The grave apparently dates back to before Amity village even had a paved road. In 1831, a 37-year-old woman named Nancy Kerlin died in the area, survived by her husband and 11 children. Keeping with her wishes, her husband William Barnett buried her at her favorite spot on a small hill, overlooking Sugar Creek. While road crews generally tend to flatten out such obstructions, in this case, they made sure to pour the asphalt around the grave. Why? Because they were terrified!
In the middle of East County Road 400 South, near Amity, in the state of Indiana, in the U.S., is a small mound of earth that splits the asphalt road along its length. That mound is the grave of Nancy Kerlin Barnett (1793-1831).
Nancy Kerlin was fourteen years old when she married William Barnett in 1808, and they settled near what would become Amity, Indiana. When she died in 1831 at age 39, she was buried on top of a small hill that overlooked Sugar Creek – one of her favorite spots. In the following years, several others also were buried there and a small cemetery was created.
Around the turn of the century, Johnson County decided to build a road directly through the cemetery, which meant that the graves would need to be relocated. One of Nancy’s sons objected to moving her grave. Since the cemetery was already cleared off the remaining graves, the developers didn’t mind leaving this one grave behind and the road was laid around it.

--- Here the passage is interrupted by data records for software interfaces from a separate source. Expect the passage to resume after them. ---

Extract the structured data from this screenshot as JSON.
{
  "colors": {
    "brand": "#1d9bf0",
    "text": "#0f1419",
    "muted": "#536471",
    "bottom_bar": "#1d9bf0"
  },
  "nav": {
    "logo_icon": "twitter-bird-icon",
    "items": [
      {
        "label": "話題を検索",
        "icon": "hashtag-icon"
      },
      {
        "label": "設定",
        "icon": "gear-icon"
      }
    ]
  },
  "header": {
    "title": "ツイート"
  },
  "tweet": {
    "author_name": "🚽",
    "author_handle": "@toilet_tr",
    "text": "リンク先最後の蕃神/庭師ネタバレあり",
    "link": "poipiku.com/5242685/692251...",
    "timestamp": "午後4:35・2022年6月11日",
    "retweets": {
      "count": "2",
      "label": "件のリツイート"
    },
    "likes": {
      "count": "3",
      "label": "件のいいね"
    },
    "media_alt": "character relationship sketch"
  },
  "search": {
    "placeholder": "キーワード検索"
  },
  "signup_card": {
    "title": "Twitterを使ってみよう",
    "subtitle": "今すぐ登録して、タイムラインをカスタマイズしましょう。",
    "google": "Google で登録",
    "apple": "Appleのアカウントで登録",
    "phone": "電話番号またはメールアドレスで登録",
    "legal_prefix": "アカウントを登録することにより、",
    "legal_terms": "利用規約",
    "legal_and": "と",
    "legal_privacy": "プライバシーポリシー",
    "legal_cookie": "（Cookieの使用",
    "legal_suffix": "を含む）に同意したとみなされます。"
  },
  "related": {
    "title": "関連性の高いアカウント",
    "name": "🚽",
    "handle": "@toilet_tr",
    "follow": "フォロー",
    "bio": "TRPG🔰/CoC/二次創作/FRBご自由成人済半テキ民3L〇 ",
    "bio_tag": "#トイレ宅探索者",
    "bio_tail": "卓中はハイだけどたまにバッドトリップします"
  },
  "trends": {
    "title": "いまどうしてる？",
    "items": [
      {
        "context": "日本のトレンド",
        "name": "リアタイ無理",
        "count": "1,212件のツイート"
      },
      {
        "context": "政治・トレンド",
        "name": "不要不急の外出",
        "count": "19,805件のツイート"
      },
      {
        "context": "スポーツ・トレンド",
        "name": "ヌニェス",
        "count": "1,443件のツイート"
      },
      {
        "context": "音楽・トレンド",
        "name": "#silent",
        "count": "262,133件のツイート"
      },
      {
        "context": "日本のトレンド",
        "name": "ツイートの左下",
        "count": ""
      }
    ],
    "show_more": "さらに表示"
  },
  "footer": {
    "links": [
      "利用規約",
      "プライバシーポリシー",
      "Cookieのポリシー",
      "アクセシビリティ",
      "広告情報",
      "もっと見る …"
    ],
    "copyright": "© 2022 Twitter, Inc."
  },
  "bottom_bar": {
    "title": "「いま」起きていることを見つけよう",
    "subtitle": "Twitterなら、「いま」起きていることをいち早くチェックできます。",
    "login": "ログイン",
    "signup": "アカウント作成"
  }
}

Trouble started much later when the county wanted to widen the road. Now the grave was smack dab in the middle of the road and would have to be moved. This time, Nancy Barnett’s grandson, Daniel G. Doty, objected. But when the county pushed ahead with their plans, Daniel Doty grabbed a shotgun and stayed on his grandmother’s grave.
Exactly how long he remained there isn’t known, but apparently his defiance was enough to force the county to split the lanes right down the middle and work around the plot. A concrete slab was placed over the grave to protect it and on Aug. 8, 1912, a historical marker was placed at the site as well.